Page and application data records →
┄┄┄┄┄┄┄┄┄┄

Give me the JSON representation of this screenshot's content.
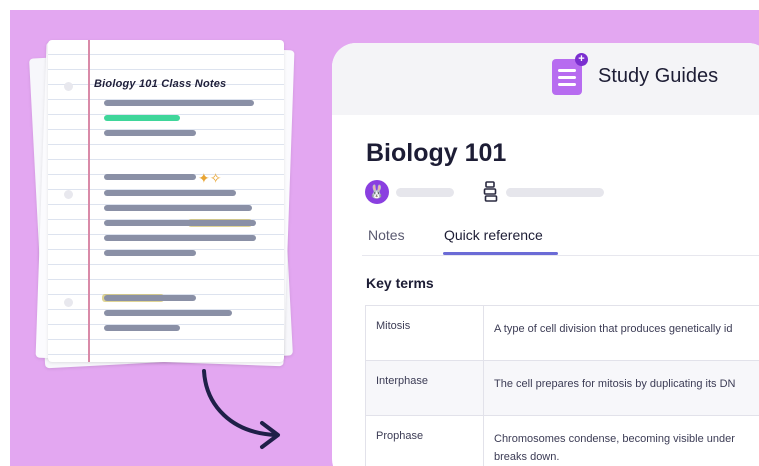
{
  "notebook": {
    "title": "Biology 101 Class Notes"
  },
  "header": {
    "icon": "study-guide-icon",
    "title": "Study Guides"
  },
  "guide": {
    "title": "Biology 101",
    "avatar_icon": "bunny-avatar-icon",
    "meta_icon": "books-icon"
  },
  "tabs": [
    {
      "label": "Notes",
      "active": false
    },
    {
      "label": "Quick reference",
      "active": true
    }
  ],
  "section": {
    "title": "Key terms"
  },
  "terms": [
    {
      "term": "Mitosis",
      "definition": "A type of cell division that produces genetically id"
    },
    {
      "term": "Interphase",
      "definition": "The cell prepares for mitosis by duplicating its DN"
    },
    {
      "term": "Prophase",
      "definition": "Chromosomes condense, becoming visible under",
      "definition_line2": "breaks down."
    }
  ],
  "colors": {
    "background": "#e3a7f1",
    "accent": "#6b6bd6",
    "icon_purple": "#b76cf0",
    "highlight_green": "#3fd69a"
  }
}
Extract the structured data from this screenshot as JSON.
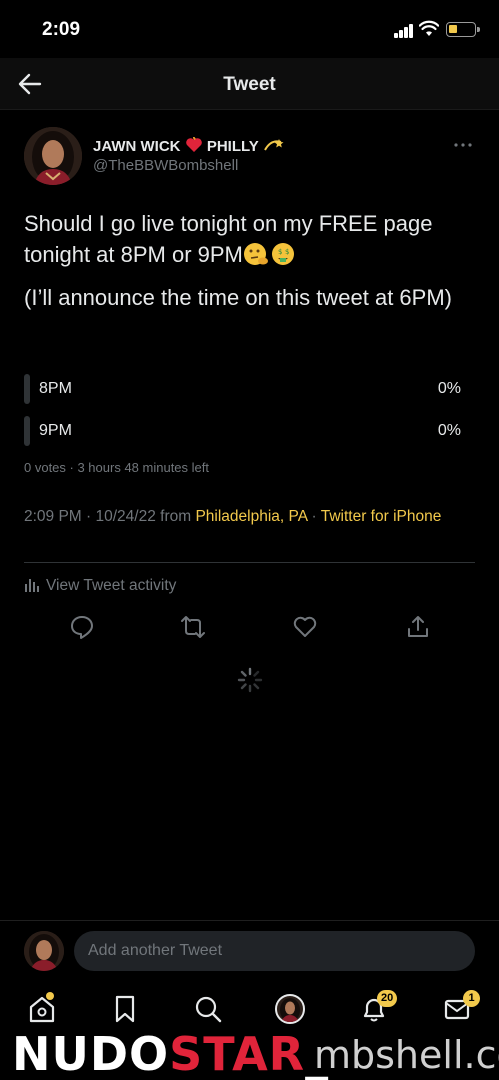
{
  "status_bar": {
    "time": "2:09",
    "battery_color": "#f2c94c"
  },
  "header": {
    "title": "Tweet",
    "back_icon": "arrow-left-icon"
  },
  "tweet": {
    "display_name": "JAWN WICK",
    "display_name_suffix": "PHILLY",
    "handle": "@TheBBWBombshell",
    "text_line1": "Should I go live tonight on my FREE page tonight at 8PM or 9PM",
    "text_line2": "(I’ll announce the time on this tweet at 6PM)",
    "poll": {
      "options": [
        {
          "label": "8PM",
          "percent": "0%"
        },
        {
          "label": "9PM",
          "percent": "0%"
        }
      ],
      "meta": "0 votes · 3 hours 48 minutes left"
    },
    "timestamp": "2:09 PM · 10/24/22 from",
    "location": "Philadelphia, PA",
    "separator": "·",
    "source": "Twitter for iPhone",
    "activity_label": "View Tweet activity"
  },
  "compose": {
    "placeholder": "Add another Tweet"
  },
  "tabs": {
    "notifications_count": "20",
    "messages_count": "1"
  },
  "accent_color": "#f2c94c",
  "watermark": {
    "brand_a": "NUDO",
    "brand_b": "STAR",
    "brand_tail": "_",
    "rest": "mbshell.co"
  }
}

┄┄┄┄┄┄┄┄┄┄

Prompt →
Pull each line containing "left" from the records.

Answer to the problem →
    "back_icon": "arrow-left-icon"
      "meta": "0 votes · 3 hours 48 minutes left"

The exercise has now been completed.